Why are there so many backup programs out there? Don’t they all do the same thing? No!October 12, 2011 11 Email article | Print article
There are tons of backup program (free and otherwise) out there in the market right now. I am constantly being asked “how does backup software A compare to backup software B”. Now in some cases this is a valid question. However in many instances, the two software the person wants me to compare are backup software of different nature – one is usually a file backup software while the other is an image backup software; they serve different purposes and therefore are usually incomparable.
In my post about 7 free software to image/backup/ghost your computer (free alternatives to Acronis True Image, Norton Ghost, etc.) I tried to give a quick explanation about the differences between file backup and image backup software. However the confusion between the two types of software is so vast, I figure this topic deserves a post to call its own. So here goes…
File Backup Software
A file backup program is a program that allows you to backup select files on your computer, such as documents, movies, audio files, installation files, email, etc.
The main purpose of these types of programs is to allow you to make a backup of select files (that you feel are important) so you can restore them easily in case you ever lose them (in a computer crash, accidental deletion, etc.).
How to recognize
You can recognize a file backup program in one major way:
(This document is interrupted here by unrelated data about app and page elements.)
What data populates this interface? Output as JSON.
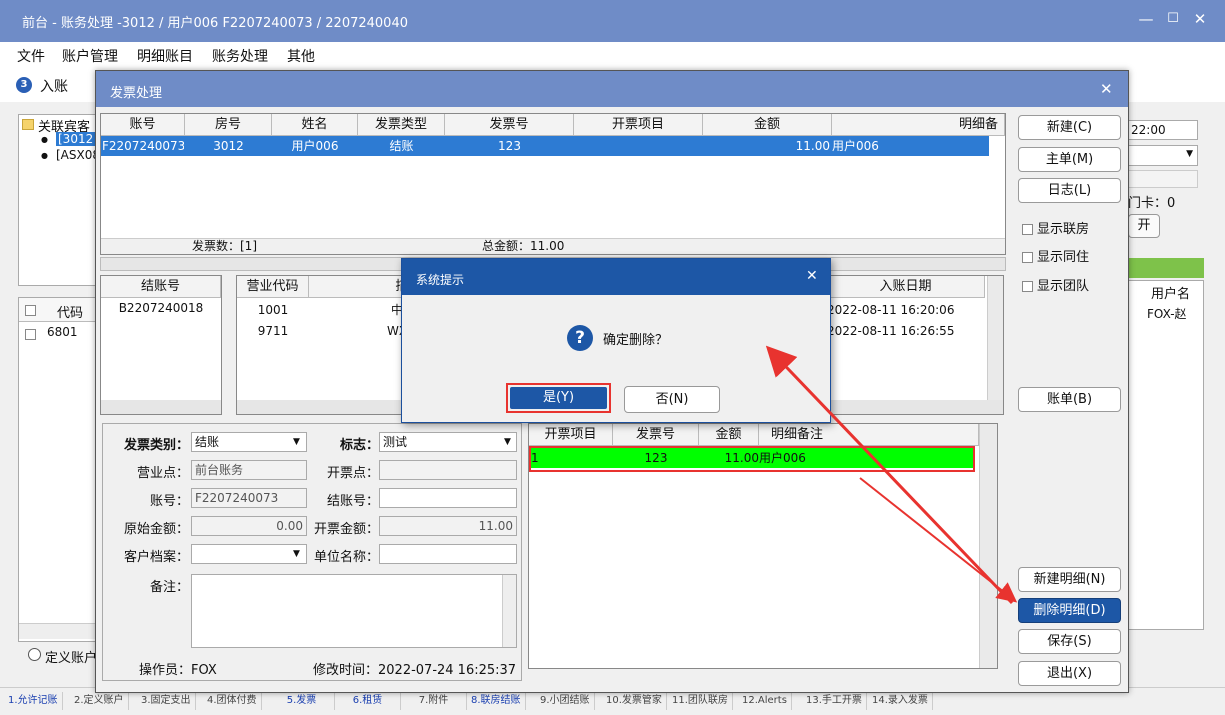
{
  "window": {
    "title": "前台 - 账务处理 -3012 / 用户006 F2207240073 / 2207240040",
    "min": "—",
    "max": "☐",
    "close": "✕"
  },
  "menu": [
    "文件",
    "账户管理",
    "明细账目",
    "账务处理",
    "其他"
  ],
  "toolbar": {
    "entry_label": "入账",
    "entry_icon": "3"
  },
  "bg": {
    "tree_root": "关联宾客",
    "tree_items": [
      "[3012",
      "[ASX08"
    ],
    "col_code": "代码",
    "row_code": "6801",
    "time": "22:00",
    "card": "门卡：0",
    "open_btn": "开",
    "user_col": "用户名",
    "user_val": "FOX-赵",
    "define_acc": "定义账户"
  },
  "invoice_dialog": {
    "title": "发票处理",
    "close": "✕",
    "columns": [
      "账号",
      "房号",
      "姓名",
      "发票类型",
      "发票号",
      "开票项目",
      "金额",
      "明细备"
    ],
    "row": {
      "account": "F2207240073",
      "room": "3012",
      "name": "用户006",
      "type": "结账",
      "number": "123",
      "item": "",
      "amount": "11.00",
      "note": "用户006"
    },
    "count_label": "发票数：[1]",
    "total_label": "总金额：11.00",
    "settle_col": "结账号",
    "settle_val": "B2207240018",
    "biz_cols": [
      "营业代码",
      "描述"
    ],
    "biz_rows": [
      {
        "code": "1001",
        "desc": "中餐厅"
      },
      {
        "code": "9711",
        "desc": "WX支付"
      }
    ],
    "date_col": "入账日期",
    "dates": [
      "2022-08-11 16:20:06",
      "2022-08-11 16:26:55"
    ],
    "form": {
      "cat_label": "发票类别：",
      "cat_val": "结账",
      "flag_label": "标志：",
      "flag_val": "测试",
      "point_label": "营业点：",
      "point_val": "前台账务",
      "inv_point_label": "开票点：",
      "inv_point_val": "",
      "acc_label": "账号：",
      "acc_val": "F2207240073",
      "settle_label": "结账号：",
      "settle_val": "",
      "orig_label": "原始金额：",
      "orig_val": "0.00",
      "inv_amt_label": "开票金额：",
      "inv_amt_val": "11.00",
      "cust_label": "客户档案：",
      "cust_val": "",
      "unit_label": "单位名称：",
      "unit_val": "",
      "remark_label": "备注：",
      "operator": "操作员：FOX",
      "modified": "修改时间：2022-07-24 16:25:37"
    },
    "detail_cols": [
      "开票项目",
      "发票号",
      "金额",
      "明细备注"
    ],
    "detail_row": {
      "item": "1",
      "number": "123",
      "amount": "11.00",
      "note": "用户006"
    },
    "buttons": {
      "new": "新建(C)",
      "master": "主单(M)",
      "log": "日志(L)",
      "bill": "账单(B)",
      "new_detail": "新建明细(N)",
      "del_detail": "删除明细(D)",
      "save": "保存(S)",
      "exit": "退出(X)"
    },
    "checks": [
      "显示联房",
      "显示同住",
      "显示团队"
    ]
  },
  "confirm": {
    "title": "系统提示",
    "close": "✕",
    "icon": "?",
    "message": "确定删除？",
    "yes": "是(Y)",
    "no": "否(N)"
  },
  "tabs": [
    "1.允许记账",
    "2.定义账户",
    "3.固定支出",
    "4.团体付费",
    "5.发票",
    "6.租赁",
    "7.附件",
    "8.联房结账",
    "9.小团结账",
    "10.发票管家",
    "11.团队联房",
    "12.Alerts",
    "13.手工开票",
    "14.录入发票"
  ],
  "colors": {
    "accent": "#6f8cc7",
    "selection": "#2d7bd3",
    "highlight": "#00ff00",
    "annotation": "#e8332f",
    "primary_btn": "#1d57a6"
  }
}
- While you may also have the option select whole partitions, when trying to create a backup you have the option to select individual files or folders to backup.
Three other clues that the program you are dealing with may be a file backup software:
- The files will tend to be backed up into a .ZIP file (or a similar non-proprietary archive type) since it allows for easy restore.
- A file backup software may have a feature where it allows you to select the data/settings of installed programs to backup, such as Firefox, Internet Explorer, Outlook, etc.
- With most file backup software, you first need to create a “task” or “job” before you can do the actual backup. After the initial time when you create the “task” or “job”, you can easily run the backup again
Image Backup Software
An image backup program is a program that allows you to you to backup your whole computer or individual partitions/hard disks, such as your C:/ partition.
The main purpose of an image backup program is to allow you make a backup everything on your computer or select partitions/hard disks and restore everything if your computer ever crashes or hard drive fails.
How to recognize
You can recognize an image backup program in one major way:
- When creating a backup you are asked to select a partition (or multiple partitions) or a hard drive (or multiple hard drives) but do not have the option to select individual files or folders.
Some other clues to help you recognize an image backup software:
- The word “image” should be all over the program. For example, when creating a backup it may say “create image” or when restoring it may say “restore image”.
- Since image backups tend to be large, there may be an option to allow you to “split” your image backups into equal or predefined parts.
- Most image backup software, as opposed to file backup software, allow you to create bootable discs/media so that you can restore your backup easily if your computer ever crashes and you can’t login to Windows.
Now being in the IT age, developers are continuously expanding the reach of their software so some commercial backup programs are now tending to be a mix of image and file backup software (i.e. able to do both). However most free ones are still either or.
So now the question of the day: which one is right for you? Well first keep in mind while the purpose of each type of program is different, they both usually allow for selective restore (i.e. being able to restore individual files from within the backup instead of restoring the whole back). So both types of programs may work for you. However to narrow down your search, ask yourself these two questions:
- Are all the files on my computer important or just a few?
- If my computer crashed would I be in desperate need to recover everything or just select files?
If the answers to the questions are, respectively, “all the files” and “recover everything” than you need an image backup software. Check out Macrium Reflect.
If the answers to the questions are, respectively, “just a few” and “just select files” than you need a file backup software. Check out GFI Backup 2009.
Hope this post helps clear up a lot of confusion!